TO DO: Pictures aside, every line of the listing should be given again exactly.

DATA:
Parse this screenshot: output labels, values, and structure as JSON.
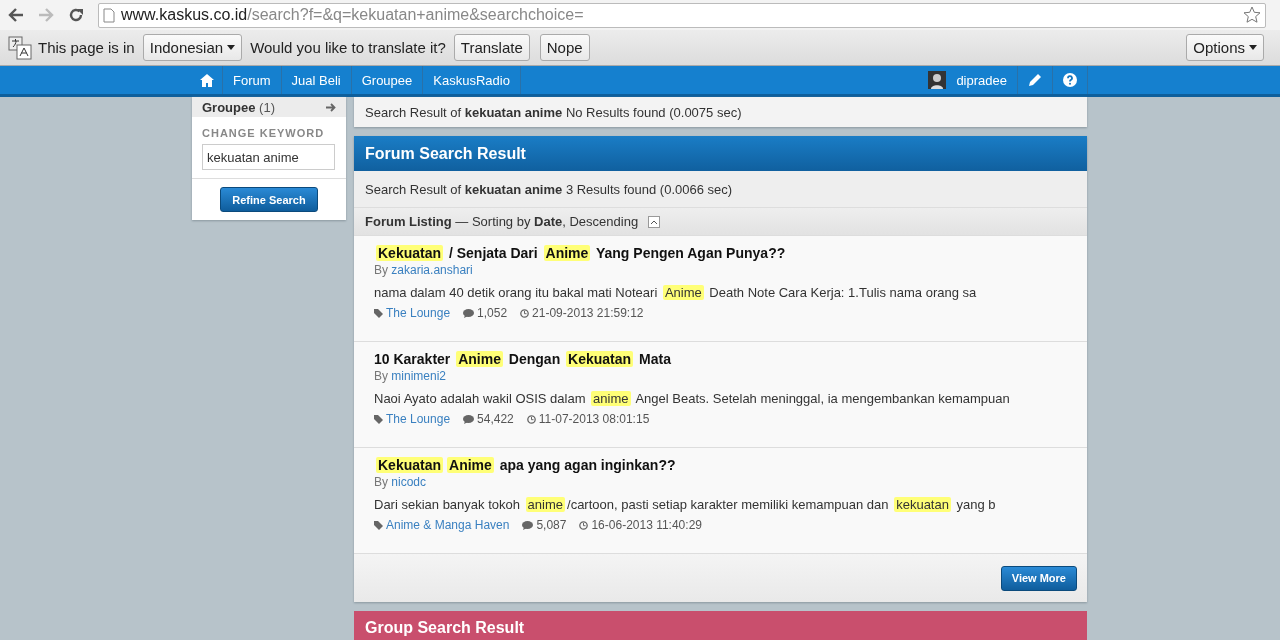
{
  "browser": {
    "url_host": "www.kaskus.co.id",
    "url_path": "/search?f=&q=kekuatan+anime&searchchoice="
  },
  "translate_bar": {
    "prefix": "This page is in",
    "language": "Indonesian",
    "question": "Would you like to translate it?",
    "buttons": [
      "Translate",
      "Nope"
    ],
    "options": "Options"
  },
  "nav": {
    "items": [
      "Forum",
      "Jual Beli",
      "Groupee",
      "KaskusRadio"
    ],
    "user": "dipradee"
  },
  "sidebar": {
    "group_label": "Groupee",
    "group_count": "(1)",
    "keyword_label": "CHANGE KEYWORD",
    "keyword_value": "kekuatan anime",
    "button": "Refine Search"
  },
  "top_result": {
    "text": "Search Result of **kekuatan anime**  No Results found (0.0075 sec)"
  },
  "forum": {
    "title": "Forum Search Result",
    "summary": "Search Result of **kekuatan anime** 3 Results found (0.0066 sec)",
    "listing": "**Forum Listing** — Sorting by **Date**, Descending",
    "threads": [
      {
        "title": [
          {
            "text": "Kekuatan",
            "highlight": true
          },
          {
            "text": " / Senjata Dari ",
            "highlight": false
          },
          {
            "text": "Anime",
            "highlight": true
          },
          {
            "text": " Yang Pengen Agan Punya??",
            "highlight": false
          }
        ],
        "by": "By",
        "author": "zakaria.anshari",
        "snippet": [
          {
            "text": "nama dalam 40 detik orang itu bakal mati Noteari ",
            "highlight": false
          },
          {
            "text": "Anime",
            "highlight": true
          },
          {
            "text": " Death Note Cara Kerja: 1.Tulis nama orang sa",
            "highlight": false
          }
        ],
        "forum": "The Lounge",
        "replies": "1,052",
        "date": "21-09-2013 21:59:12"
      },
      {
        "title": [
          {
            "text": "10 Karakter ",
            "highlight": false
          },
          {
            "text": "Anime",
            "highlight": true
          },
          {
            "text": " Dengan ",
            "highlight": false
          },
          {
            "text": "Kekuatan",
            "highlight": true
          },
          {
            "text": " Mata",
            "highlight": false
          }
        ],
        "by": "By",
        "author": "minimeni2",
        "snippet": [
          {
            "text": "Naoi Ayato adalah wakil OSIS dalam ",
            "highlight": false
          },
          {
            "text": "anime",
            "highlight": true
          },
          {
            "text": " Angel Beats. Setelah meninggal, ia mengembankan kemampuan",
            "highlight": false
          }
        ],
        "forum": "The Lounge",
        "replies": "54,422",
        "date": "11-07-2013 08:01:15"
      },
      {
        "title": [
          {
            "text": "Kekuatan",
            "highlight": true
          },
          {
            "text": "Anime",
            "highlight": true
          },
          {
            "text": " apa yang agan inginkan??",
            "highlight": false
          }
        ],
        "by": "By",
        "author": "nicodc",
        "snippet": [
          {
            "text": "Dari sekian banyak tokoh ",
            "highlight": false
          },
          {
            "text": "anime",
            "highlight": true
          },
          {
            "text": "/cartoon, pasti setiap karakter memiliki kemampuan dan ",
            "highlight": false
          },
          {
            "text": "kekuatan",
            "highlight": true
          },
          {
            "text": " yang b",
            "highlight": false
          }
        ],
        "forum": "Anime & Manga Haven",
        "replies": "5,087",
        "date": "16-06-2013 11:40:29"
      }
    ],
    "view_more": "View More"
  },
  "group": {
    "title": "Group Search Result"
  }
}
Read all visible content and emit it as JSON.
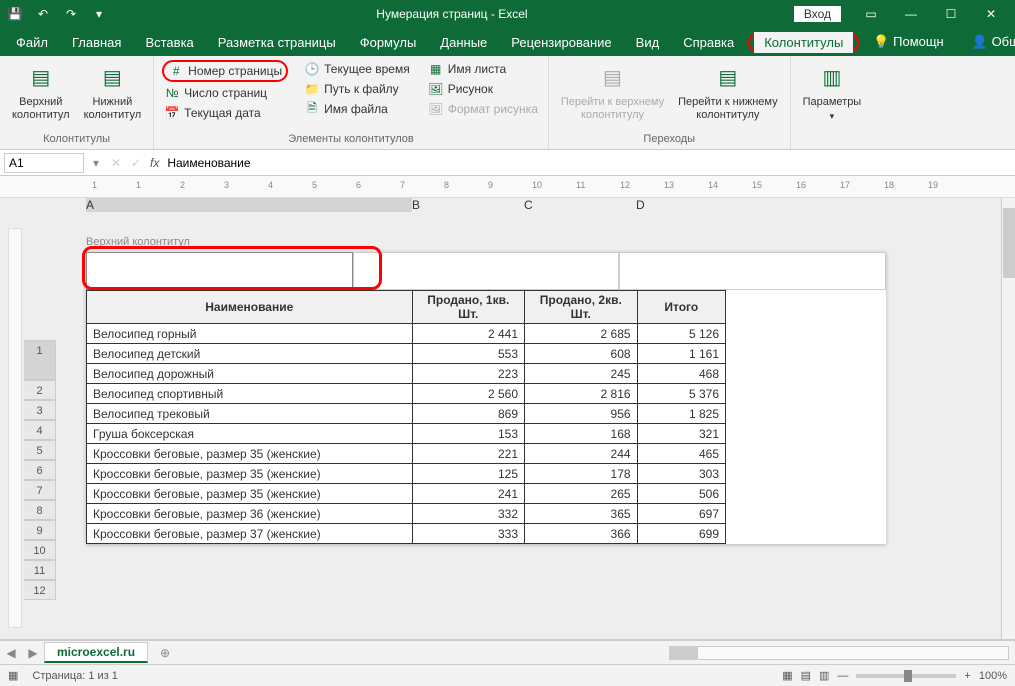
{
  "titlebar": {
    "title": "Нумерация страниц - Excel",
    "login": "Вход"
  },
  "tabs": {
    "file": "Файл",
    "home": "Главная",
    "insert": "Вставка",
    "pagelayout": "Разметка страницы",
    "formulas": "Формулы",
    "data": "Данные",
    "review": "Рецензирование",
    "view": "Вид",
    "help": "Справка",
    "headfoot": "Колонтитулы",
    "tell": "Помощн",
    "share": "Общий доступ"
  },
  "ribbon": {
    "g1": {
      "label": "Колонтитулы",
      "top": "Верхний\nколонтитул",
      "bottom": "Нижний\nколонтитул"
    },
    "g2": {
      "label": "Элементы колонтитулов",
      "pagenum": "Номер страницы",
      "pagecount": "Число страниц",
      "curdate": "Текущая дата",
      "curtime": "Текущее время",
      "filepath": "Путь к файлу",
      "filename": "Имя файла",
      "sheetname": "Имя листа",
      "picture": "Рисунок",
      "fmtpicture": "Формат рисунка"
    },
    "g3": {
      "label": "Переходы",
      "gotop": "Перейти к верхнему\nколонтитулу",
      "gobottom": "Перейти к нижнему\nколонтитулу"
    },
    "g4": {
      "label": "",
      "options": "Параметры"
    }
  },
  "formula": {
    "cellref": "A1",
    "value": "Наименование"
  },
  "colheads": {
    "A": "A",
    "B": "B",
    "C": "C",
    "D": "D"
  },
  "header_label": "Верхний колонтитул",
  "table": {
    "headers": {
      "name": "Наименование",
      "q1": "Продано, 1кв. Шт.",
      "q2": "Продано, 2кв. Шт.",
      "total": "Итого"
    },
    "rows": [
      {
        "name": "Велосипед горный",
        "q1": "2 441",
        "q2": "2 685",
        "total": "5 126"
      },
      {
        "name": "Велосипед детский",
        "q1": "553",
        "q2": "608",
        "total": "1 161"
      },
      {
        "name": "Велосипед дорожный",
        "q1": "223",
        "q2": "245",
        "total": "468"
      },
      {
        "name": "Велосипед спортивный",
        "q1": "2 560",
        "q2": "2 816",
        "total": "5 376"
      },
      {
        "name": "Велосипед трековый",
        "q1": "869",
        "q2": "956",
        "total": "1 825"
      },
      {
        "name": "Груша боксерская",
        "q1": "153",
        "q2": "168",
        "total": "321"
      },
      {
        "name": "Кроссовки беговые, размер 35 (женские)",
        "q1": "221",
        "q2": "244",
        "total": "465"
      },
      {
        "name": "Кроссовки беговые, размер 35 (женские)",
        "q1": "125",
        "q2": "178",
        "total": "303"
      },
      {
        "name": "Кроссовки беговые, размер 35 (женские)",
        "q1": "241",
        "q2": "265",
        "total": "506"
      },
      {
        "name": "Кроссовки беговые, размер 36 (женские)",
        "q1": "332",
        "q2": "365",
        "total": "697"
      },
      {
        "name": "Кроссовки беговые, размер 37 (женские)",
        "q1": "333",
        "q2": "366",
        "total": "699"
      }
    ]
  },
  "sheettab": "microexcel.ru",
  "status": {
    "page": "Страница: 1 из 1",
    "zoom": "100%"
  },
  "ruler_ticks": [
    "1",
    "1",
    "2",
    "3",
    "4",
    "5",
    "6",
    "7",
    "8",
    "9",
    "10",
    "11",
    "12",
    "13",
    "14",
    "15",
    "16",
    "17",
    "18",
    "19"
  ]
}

OUTPUT:
Parse this screenshot: output labels, values, and structure as JSON.
{
  "browser": {
    "url_host": "www.kaskus.co.id",
    "url_path": "/search?f=&q=kekuatan+anime&searchchoice="
  },
  "translate_bar": {
    "prefix": "This page is in",
    "language": "Indonesian",
    "question": "Would you like to translate it?",
    "buttons": [
      "Translate",
      "Nope"
    ],
    "options": "Options"
  },
  "nav": {
    "items": [
      "Forum",
      "Jual Beli",
      "Groupee",
      "KaskusRadio"
    ],
    "user": "dipradee"
  },
  "sidebar": {
    "group_label": "Groupee",
    "group_count": "(1)",
    "keyword_label": "CHANGE KEYWORD",
    "keyword_value": "kekuatan anime",
    "button": "Refine Search"
  },
  "top_result": {
    "text": "Search Result of **kekuatan anime**  No Results found (0.0075 sec)"
  },
  "forum": {
    "title": "Forum Search Result",
    "summary": "Search Result of **kekuatan anime** 3 Results found (0.0066 sec)",
    "listing": "**Forum Listing** — Sorting by **Date**, Descending",
    "threads": [
      {
        "title": [
          {
            "text": "Kekuatan",
            "highlight": true
          },
          {
            "text": " / Senjata Dari ",
            "highlight": false
          },
          {
            "text": "Anime",
            "highlight": true
          },
          {
            "text": " Yang Pengen Agan Punya??",
            "highlight": false
          }
        ],
        "by": "By",
        "author": "zakaria.anshari",
        "snippet": [
          {
            "text": "nama dalam 40 detik orang itu bakal mati Noteari ",
            "highlight": false
          },
          {
            "text": "Anime",
            "highlight": true
          },
          {
            "text": " Death Note Cara Kerja: 1.Tulis nama orang sa",
            "highlight": false
          }
        ],
        "forum": "The Lounge",
        "replies": "1,052",
        "date": "21-09-2013 21:59:12"
      },
      {
        "title": [
          {
            "text": "10 Karakter ",
            "highlight": false
          },
          {
            "text": "Anime",
            "highlight": true
          },
          {
            "text": " Dengan ",
            "highlight": false
          },
          {
            "text": "Kekuatan",
            "highlight": true
          },
          {
            "text": " Mata",
            "highlight": false
          }
        ],
        "by": "By",
        "author": "minimeni2",
        "snippet": [
          {
            "text": "Naoi Ayato adalah wakil OSIS dalam ",
            "highlight": false
          },
          {
            "text": "anime",
            "highlight": true
          },
          {
            "text": " Angel Beats. Setelah meninggal, ia mengembankan kemampuan",
            "highlight": false
          }
        ],
        "forum": "The Lounge",
        "replies": "54,422",
        "date": "11-07-2013 08:01:15"
      },
      {
        "title": [
          {
            "text": "Kekuatan",
            "highlight": true
          },
          {
            "text": "Anime",
            "highlight": true
          },
          {
            "text": " apa yang agan inginkan??",
            "highlight": false
          }
        ],
        "by": "By",
        "author": "nicodc",
        "snippet": [
          {
            "text": "Dari sekian banyak tokoh ",
            "highlight": false
          },
          {
            "text": "anime",
            "highlight": true
          },
          {
            "text": "/cartoon, pasti setiap karakter memiliki kemampuan dan ",
            "highlight": false
          },
          {
            "text": "kekuatan",
            "highlight": true
          },
          {
            "text": " yang b",
            "highlight": false
          }
        ],
        "forum": "Anime & Manga Haven",
        "replies": "5,087",
        "date": "16-06-2013 11:40:29"
      }
    ],
    "view_more": "View More"
  },
  "group": {
    "title": "Group Search Result"
  }
}
Read all visible content and emit it as JSON.
{
  "titlebar": {
    "title": "Нумерация страниц - Excel",
    "login": "Вход"
  },
  "tabs": {
    "file": "Файл",
    "home": "Главная",
    "insert": "Вставка",
    "pagelayout": "Разметка страницы",
    "formulas": "Формулы",
    "data": "Данные",
    "review": "Рецензирование",
    "view": "Вид",
    "help": "Справка",
    "headfoot": "Колонтитулы",
    "tell": "Помощн",
    "share": "Общий доступ"
  },
  "ribbon": {
    "g1": {
      "label": "Колонтитулы",
      "top": "Верхний\nколонтитул",
      "bottom": "Нижний\nколонтитул"
    },
    "g2": {
      "label": "Элементы колонтитулов",
      "pagenum": "Номер страницы",
      "pagecount": "Число страниц",
      "curdate": "Текущая дата",
      "curtime": "Текущее время",
      "filepath": "Путь к файлу",
      "filename": "Имя файла",
      "sheetname": "Имя листа",
      "picture": "Рисунок",
      "fmtpicture": "Формат рисунка"
    },
    "g3": {
      "label": "Переходы",
      "gotop": "Перейти к верхнему\nколонтитулу",
      "gobottom": "Перейти к нижнему\nколонтитулу"
    },
    "g4": {
      "label": "",
      "options": "Параметры"
    }
  },
  "formula": {
    "cellref": "A1",
    "value": "Наименование"
  },
  "colheads": {
    "A": "A",
    "B": "B",
    "C": "C",
    "D": "D"
  },
  "header_label": "Верхний колонтитул",
  "table": {
    "headers": {
      "name": "Наименование",
      "q1": "Продано, 1кв. Шт.",
      "q2": "Продано, 2кв. Шт.",
      "total": "Итого"
    },
    "rows": [
      {
        "name": "Велосипед горный",
        "q1": "2 441",
        "q2": "2 685",
        "total": "5 126"
      },
      {
        "name": "Велосипед детский",
        "q1": "553",
        "q2": "608",
        "total": "1 161"
      },
      {
        "name": "Велосипед дорожный",
        "q1": "223",
        "q2": "245",
        "total": "468"
      },
      {
        "name": "Велосипед спортивный",
        "q1": "2 560",
        "q2": "2 816",
        "total": "5 376"
      },
      {
        "name": "Велосипед трековый",
        "q1": "869",
        "q2": "956",
        "total": "1 825"
      },
      {
        "name": "Груша боксерская",
        "q1": "153",
        "q2": "168",
        "total": "321"
      },
      {
        "name": "Кроссовки беговые, размер 35 (женские)",
        "q1": "221",
        "q2": "244",
        "total": "465"
      },
      {
        "name": "Кроссовки беговые, размер 35 (женские)",
        "q1": "125",
        "q2": "178",
        "total": "303"
      },
      {
        "name": "Кроссовки беговые, размер 35 (женские)",
        "q1": "241",
        "q2": "265",
        "total": "506"
      },
      {
        "name": "Кроссовки беговые, размер 36 (женские)",
        "q1": "332",
        "q2": "365",
        "total": "697"
      },
      {
        "name": "Кроссовки беговые, размер 37 (женские)",
        "q1": "333",
        "q2": "366",
        "total": "699"
      }
    ]
  },
  "sheettab": "microexcel.ru",
  "status": {
    "page": "Страница: 1 из 1",
    "zoom": "100%"
  },
  "ruler_ticks": [
    "1",
    "1",
    "2",
    "3",
    "4",
    "5",
    "6",
    "7",
    "8",
    "9",
    "10",
    "11",
    "12",
    "13",
    "14",
    "15",
    "16",
    "17",
    "18",
    "19"
  ]
}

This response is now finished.